How to Effectively Pitch Your Ideas

How to Effectively Pitch Your Ideas was originally published on uConnect External Content.

Whether you need to convince a hiring manager you're the right candidate for the job or an investor to fund your startup, you need to know how to sell your ideas so decision makers understand and appreciate your point of view. What follows are the four essential steps you need to take to effectively pitch your ideas—in any given situation.

Step 1: Focus on authenticity, passion, and relevance

Many people believe that pitching ideas is about looking sharp, memorizing facts, and demonstrating business and analytical acumen. While these things can help, they won't “move” stakeholders. Many people also mistakenly believe that pitching is about using elegant words and flowery phrases. Instead, pitching is about telling a story—a story that only you can tell, meaning no one else would be able to bring the level of authenticity, passion, and relevance that you could to your story.

For example, Howard Schultz's passion for coffee brought him to the idea of Starbucks. And it was his unique and authentic focus on customer experience, which he calls the “Starbucks Experience,” that enabled him to make Starbucks relevant to millions of consumers worldwide as the “third place”—a place where people can experience the comforts of their homes and offices and build a sense of community.

Step 2: Identify the core of your message and keep it simple

One of the most common mistakes people make when they pitch is weaving several ideas into the core of their message. As a result, their pitch gets too complex and convoluted—it's difficult for listeners to keep track of multiple ideas at once.

For example, when Herb Kelleher, the cofounder of Southwest Airlines, was asked what makes Southwest unique, he would say, “I can teach you the secret to running this airline in 30 seconds. This is it: We are the low-fare airline.” While Southwest possessed other positive attributes, such as hassle-free check-in, Kelleher honed in on one core message: low-fares.

Step 3: Individualize your message 

Another common mistake people make when they pitch is focusing on large numbers and changing the world.

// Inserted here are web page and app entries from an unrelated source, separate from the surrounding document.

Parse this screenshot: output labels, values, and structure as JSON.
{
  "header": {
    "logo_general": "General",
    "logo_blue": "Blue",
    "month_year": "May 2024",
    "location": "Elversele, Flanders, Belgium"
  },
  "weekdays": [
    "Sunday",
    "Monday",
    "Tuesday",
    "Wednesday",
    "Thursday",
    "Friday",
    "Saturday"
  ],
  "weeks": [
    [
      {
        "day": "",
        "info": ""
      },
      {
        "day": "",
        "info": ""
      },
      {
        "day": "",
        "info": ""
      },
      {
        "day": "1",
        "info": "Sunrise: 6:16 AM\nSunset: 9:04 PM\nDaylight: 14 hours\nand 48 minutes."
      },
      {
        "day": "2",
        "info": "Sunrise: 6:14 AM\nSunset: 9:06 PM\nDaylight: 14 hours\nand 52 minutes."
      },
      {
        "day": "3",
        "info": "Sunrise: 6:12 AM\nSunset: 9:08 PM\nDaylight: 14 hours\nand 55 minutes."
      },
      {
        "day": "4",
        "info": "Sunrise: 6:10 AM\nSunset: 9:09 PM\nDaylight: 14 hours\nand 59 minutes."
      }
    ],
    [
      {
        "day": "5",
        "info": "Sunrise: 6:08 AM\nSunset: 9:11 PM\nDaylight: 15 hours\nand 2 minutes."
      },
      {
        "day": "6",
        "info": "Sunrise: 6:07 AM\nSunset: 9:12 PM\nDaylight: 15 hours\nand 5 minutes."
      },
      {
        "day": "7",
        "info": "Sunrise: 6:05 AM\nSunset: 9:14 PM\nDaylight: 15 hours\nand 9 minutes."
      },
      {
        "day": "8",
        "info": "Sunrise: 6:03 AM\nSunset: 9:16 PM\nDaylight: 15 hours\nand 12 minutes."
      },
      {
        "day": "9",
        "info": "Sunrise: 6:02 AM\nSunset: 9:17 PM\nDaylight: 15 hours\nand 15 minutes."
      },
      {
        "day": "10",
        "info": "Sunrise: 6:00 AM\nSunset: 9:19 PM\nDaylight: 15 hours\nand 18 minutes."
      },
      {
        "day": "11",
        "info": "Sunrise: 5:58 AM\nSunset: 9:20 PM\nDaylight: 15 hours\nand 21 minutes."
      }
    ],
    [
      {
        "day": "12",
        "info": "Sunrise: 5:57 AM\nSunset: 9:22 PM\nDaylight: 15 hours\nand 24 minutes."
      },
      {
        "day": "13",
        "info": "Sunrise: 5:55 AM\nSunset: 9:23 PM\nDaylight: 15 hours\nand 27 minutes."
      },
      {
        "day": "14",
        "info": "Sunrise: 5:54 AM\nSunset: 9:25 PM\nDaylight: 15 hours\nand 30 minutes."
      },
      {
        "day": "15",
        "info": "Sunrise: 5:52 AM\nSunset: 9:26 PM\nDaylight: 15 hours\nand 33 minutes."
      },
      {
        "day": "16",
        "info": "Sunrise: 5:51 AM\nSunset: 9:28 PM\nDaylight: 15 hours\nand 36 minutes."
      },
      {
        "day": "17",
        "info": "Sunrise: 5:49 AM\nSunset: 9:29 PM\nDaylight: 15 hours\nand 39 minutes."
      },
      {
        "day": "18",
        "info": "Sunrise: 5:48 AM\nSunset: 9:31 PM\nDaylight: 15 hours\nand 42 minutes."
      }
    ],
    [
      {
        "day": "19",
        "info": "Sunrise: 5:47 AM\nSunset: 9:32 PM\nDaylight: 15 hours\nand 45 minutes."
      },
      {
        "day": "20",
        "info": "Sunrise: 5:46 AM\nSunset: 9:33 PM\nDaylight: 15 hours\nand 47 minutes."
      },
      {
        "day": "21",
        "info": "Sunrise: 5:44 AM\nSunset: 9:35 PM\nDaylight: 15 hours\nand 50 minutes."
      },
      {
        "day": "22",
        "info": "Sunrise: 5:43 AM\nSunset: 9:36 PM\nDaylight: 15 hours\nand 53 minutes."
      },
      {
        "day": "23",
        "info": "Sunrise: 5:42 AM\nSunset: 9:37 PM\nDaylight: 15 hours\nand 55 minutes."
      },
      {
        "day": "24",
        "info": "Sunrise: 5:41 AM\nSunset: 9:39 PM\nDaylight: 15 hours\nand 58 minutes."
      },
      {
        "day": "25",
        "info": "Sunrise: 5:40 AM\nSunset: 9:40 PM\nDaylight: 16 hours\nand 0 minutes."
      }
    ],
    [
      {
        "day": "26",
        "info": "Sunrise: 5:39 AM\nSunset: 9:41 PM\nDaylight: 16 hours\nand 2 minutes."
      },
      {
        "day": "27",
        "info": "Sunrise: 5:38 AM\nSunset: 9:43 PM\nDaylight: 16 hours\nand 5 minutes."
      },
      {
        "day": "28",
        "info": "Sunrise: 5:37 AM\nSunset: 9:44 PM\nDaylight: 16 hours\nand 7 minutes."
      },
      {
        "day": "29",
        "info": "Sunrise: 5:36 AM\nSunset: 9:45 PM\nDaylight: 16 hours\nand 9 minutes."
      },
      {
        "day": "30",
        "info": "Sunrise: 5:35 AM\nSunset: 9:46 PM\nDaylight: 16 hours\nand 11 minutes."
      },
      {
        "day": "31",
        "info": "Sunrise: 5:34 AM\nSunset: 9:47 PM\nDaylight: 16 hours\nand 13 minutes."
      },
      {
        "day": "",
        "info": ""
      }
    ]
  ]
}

While there's nothing wrong with setting aspirational goals and building excitement by portraying a grand vision, your message should be rooted in pragmatism and focus on making a difference at an individual level.

For example, experiments have been conducted where volunteers are given two compelling campaigns seeking contributions: a) the plight of a seven-year-old girl in Africa who might die from starvation, and b) food shortages in Africa affecting three million people. Research shows that people are more willing to give larger donations in support of the campaign involving the girl, as opposed to the massive human suffering in Africa. As Mother Teresa would say, “If I look at the masses, I will never act. If I look at the one, I will.” So, focus on making a difference at an individual level before pitching an idea to change the world. 

Step 4: Establish credibility

You need to use at least one of the following four pieces of evidence to establish credibility: (a) professional acumen, (b) academic background, (c) testimonials and endorsement, or (d) traction (in terms of adoption of your idea). Note: if you don't have any of these, that's okay—just be prepared to get creative in your ability to convince your stakeholders.

For example, in the 1980s, when the pathologist Robin Warren and his intern Barry Marshall discovered a type of bacteria to be the cause of ulcers, the scientific community didn't believe them because they weren't doctors. Running out of options to establish credibility in the scientific community, Marshall drank a glass filled with the bacteria responsible for causing ulcers in front of his colleagues. In a few days, he experienced pain, nausea, and vomiting—the classic symptoms of an early-stage ulcer. The demonstration was credible enough for the scientific community to consider the proposal from Warren and Marshall seriously.

So, while you don't necessarily need to have a checkbox next to all four pieces of evidence mentioned above, lacking all of them will definitely create a credibility problem, requiring an out-of-the-box approach—hopefully a little safer than the one Warren and Marshall were forced to take.

Recipient of the Presidential Award from The White House, Vibhu Sinha is an intrapreneurial and bottom-line driven senior management professional. He has experience in leadership roles in banking and capital markets, advising institutional clients on corporate strategy, idea generation and pitching, financial planning and analysis, M&A, investor relations, and ESG. Vibhu developed his acumen in a master’s degree program in Behavioral Psychology at Harvard University. He also earned an M.B.A. from UCLA Anderson.